Students wary of Trump
By Thunderword Staff
Donald Trump's ethics and morals are of concern to a number of Highline students on the eve of his inauguration tomorrow, but some say they feel his business background may be beneficial.
Trump is scheduled to take the oath of office on Friday, Jan. 20.
Jake Gibbs, a first-year student and political science major, said that from the fourth grade through now, the only primary recollection and experience of a president he has is of Barack Obama. He said he was never concerned about any ethical or character issues with Obama. But with President-elect Trump it's a different story.
"I want to say that Donald Trump [was] a great candidate and president-elect [who] represents and views all the people equally, but it's hard for me to say that after his comments about how Mexicans are thieves and rapists and his plans to ban Muslims," Gibbs said.

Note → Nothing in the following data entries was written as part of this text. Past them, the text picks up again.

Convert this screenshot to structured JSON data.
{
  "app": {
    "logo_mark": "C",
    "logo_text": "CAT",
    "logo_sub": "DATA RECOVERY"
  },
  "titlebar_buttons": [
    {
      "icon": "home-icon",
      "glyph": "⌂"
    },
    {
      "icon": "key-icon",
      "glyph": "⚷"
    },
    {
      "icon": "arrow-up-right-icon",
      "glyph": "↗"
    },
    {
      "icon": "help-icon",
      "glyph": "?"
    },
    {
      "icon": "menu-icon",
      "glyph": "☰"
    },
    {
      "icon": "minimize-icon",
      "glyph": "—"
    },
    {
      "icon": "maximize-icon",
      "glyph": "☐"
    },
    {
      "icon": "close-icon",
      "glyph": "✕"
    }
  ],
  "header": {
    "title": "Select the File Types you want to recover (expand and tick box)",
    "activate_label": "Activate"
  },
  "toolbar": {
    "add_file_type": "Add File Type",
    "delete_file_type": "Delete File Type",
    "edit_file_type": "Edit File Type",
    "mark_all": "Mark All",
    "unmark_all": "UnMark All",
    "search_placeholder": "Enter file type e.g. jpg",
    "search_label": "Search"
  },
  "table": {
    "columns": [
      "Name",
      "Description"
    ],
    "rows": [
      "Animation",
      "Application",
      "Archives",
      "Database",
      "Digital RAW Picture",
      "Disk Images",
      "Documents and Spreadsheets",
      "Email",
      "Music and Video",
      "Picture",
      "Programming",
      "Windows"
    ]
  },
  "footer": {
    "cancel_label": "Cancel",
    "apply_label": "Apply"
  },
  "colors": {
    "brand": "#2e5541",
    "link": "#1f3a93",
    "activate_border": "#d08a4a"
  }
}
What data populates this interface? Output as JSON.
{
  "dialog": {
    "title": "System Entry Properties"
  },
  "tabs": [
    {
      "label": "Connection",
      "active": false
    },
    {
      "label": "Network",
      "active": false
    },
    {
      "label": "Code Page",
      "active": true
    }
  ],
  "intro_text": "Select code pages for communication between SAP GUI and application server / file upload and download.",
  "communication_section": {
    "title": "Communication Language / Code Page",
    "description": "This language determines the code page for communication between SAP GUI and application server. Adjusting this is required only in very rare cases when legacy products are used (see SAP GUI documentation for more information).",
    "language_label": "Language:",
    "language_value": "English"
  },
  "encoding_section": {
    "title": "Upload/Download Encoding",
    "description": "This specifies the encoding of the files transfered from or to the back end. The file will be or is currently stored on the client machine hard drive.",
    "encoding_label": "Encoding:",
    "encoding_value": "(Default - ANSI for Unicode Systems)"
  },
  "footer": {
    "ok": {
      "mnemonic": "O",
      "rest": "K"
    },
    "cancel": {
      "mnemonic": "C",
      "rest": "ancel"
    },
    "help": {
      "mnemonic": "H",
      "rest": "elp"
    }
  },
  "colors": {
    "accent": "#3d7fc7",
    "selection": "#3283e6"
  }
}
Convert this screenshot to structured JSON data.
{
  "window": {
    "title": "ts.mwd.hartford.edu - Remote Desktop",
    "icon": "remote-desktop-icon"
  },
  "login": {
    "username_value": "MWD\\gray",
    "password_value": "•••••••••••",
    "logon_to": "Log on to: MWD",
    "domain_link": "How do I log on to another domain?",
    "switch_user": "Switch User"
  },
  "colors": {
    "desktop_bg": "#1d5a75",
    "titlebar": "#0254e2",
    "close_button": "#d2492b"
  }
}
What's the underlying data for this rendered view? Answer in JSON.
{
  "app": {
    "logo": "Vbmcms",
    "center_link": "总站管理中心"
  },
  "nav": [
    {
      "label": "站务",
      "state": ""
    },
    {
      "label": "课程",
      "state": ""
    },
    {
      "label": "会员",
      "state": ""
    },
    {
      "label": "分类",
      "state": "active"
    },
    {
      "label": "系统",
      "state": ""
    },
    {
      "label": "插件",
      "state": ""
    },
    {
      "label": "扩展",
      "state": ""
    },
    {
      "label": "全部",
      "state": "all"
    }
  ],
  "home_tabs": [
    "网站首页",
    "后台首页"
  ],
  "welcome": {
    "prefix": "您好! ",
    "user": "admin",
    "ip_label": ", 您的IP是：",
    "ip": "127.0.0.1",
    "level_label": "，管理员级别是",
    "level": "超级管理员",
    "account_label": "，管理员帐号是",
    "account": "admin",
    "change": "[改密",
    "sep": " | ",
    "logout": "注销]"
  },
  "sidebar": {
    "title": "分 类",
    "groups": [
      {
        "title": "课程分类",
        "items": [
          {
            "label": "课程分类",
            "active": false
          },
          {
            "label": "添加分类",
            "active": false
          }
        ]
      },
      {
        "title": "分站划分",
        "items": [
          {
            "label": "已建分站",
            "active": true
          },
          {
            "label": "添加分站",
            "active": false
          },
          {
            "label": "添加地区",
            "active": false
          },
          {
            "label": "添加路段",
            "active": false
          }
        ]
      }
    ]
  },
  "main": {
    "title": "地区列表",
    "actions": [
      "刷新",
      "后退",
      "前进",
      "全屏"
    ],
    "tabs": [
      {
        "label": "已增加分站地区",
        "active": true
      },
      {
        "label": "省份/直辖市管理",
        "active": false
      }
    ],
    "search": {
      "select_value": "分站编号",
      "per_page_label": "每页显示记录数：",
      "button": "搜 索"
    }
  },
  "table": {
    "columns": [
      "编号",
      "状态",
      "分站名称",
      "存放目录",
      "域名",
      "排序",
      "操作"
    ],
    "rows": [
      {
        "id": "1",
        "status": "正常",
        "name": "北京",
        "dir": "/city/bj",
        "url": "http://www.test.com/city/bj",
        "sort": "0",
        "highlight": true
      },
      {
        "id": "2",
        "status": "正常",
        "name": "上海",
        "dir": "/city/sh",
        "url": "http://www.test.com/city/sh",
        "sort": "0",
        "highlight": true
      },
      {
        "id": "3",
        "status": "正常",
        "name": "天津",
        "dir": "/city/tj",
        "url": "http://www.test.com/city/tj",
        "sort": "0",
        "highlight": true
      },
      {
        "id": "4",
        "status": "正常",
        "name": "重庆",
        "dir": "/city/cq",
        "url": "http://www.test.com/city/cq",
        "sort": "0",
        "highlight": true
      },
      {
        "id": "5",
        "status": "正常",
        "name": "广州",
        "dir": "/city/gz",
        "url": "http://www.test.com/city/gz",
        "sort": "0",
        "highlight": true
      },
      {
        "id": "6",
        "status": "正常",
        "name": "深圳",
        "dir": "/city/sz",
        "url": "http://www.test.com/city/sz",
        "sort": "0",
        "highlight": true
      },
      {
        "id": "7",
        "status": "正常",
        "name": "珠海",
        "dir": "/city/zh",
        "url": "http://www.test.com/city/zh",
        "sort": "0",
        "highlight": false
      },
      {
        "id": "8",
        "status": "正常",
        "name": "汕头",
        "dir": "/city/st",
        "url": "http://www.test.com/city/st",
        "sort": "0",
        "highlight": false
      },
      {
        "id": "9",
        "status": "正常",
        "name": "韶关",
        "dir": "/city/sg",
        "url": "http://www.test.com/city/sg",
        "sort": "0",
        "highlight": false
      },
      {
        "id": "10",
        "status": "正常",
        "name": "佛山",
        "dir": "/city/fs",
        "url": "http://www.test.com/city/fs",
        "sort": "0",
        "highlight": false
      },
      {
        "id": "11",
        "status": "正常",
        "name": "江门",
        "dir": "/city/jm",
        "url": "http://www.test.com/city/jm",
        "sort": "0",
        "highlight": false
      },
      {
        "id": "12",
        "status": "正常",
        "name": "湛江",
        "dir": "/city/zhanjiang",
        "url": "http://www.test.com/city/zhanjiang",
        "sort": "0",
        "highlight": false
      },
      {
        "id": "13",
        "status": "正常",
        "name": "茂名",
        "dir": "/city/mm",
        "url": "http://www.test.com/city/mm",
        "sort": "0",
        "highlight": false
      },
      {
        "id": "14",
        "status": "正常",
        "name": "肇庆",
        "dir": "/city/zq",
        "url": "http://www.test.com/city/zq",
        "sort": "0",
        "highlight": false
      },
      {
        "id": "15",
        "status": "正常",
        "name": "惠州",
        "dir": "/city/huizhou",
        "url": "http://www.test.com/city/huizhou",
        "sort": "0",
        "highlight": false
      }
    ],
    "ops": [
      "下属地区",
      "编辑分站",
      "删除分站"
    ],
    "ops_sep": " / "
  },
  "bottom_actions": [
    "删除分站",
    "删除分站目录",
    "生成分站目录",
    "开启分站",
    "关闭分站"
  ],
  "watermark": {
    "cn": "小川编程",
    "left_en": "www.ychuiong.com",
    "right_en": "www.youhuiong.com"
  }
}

Mohammed Sessay, who just started school again after a few years off, said that Trump's election is a step backwards for America regarding equal rights for women and minorities.
"Maybe these allegations of sexual assault were lies just to sway the election, but in any case, you at least have to wonder what type of person even gets accused. That type of person is rarely a person who will lead a nation," Sessay said.
Aaron Smith, a student who aspires to be in the political arena, said that he's very upset with the results of the election. He said he couldn't believe how, when the Access Hollywood tape of Trump bragging about sexually assaulting women was released, Trump brushed it off and said that it was "locker room talk."
"Locker room talk? Anyone who isn't shocked or concerned by this disrespectful and abusive language should take a look at themselves and question their personal values," Smith said.
Elizabeth Sath said that she feels Trump doesn't know how to behave with people and that can be very damaging for America in the future.
"He's a racist, sexist, liar, hypocrite. I just hope he doesn't aggravate any foreign affairs," Sath said.
Student Mariah Collier said she believes there are chances of protest after Trump's inauguration.
"Since I have seen a lot of hate on social media, I would not be surprised if there is a protest," she said.
"There are a lot of angry people who disagree with how he runs," Thuy Truong said.
Several students said that Trump should prioritize reforming the education system.
"Schools need to be funded properly because that is where change starts," said Micah L, who asked that his full name not be used.
Many students found Trump's lack of experience in politics disturbing, as well as how he frequently handles media stories regarding his use of Twitter.
"His priorities should be to remove his social media presence and focus more on America's problems and how to fix it rather than the news regarding him about Russia and other unimportant topics having to do with his presidency," said student Joseph Schacher.
Schacher went on to say that Trump will get rid of Obama Care without a real strong solution to it and is going to move the health care industry backward.
Another student agreed, "He needs to sit down and think for a while about what his healthcare plan will be after he takes away Obama Care," said a student who identified himself as James.
Trump isn't the man she wants representing America as a people and as a country, said student Maddie Johnsen.
Because there's so many people in Congress who don't like Trump and don't think he's fit for office, he will be impeached, said a student named April.
Five students said that they think it's possible he will actually be assassinated."It's going to get very scary to live in the United States, especially for minorities like myself." Said student Danise Pham.
Some students say they are concerned about the inauguration because of what it means for students with Deferred Action for Childhood Arrival status. This program gives undocumented children of illegal parents "protection to not get deported," said student Vianey Garcia.
Another student Rosa Garcia said that she believes Trump will use the DACA program lists to identify and deport illegals.
Not everyone is unhappy about President-elect Trump being sworn in.
"I'm excited because I think his background in business will help our economy," Russell Owen said.
However, he also said he is concerned with Trump's inexperience in politics.
Several students are intrigued by Trump's positions regarding the economy. Many were fascinated and in a sense, grateful for the president-elect's non-political background and financial success.
R'montay Walker a second-year student, said that he's anxious to see what Trump does for the economy.
"Outside of him claiming to build a wall, I'm looking forward to how he deals with the economic situation in America. That should be one of his main priorities," Walker said.
Many students agreed that Trump's financial background could prove to be beneficial to the American economy.
The inauguration is scheduled for this Friday, Jan. 20. The ceremony begins at 10 a.m. and will be roughly three hours long.
Staff Reporters Wangari Muranga, Roseline Collins, Barinder Sandhu, and Shawn Lehn contributed to this story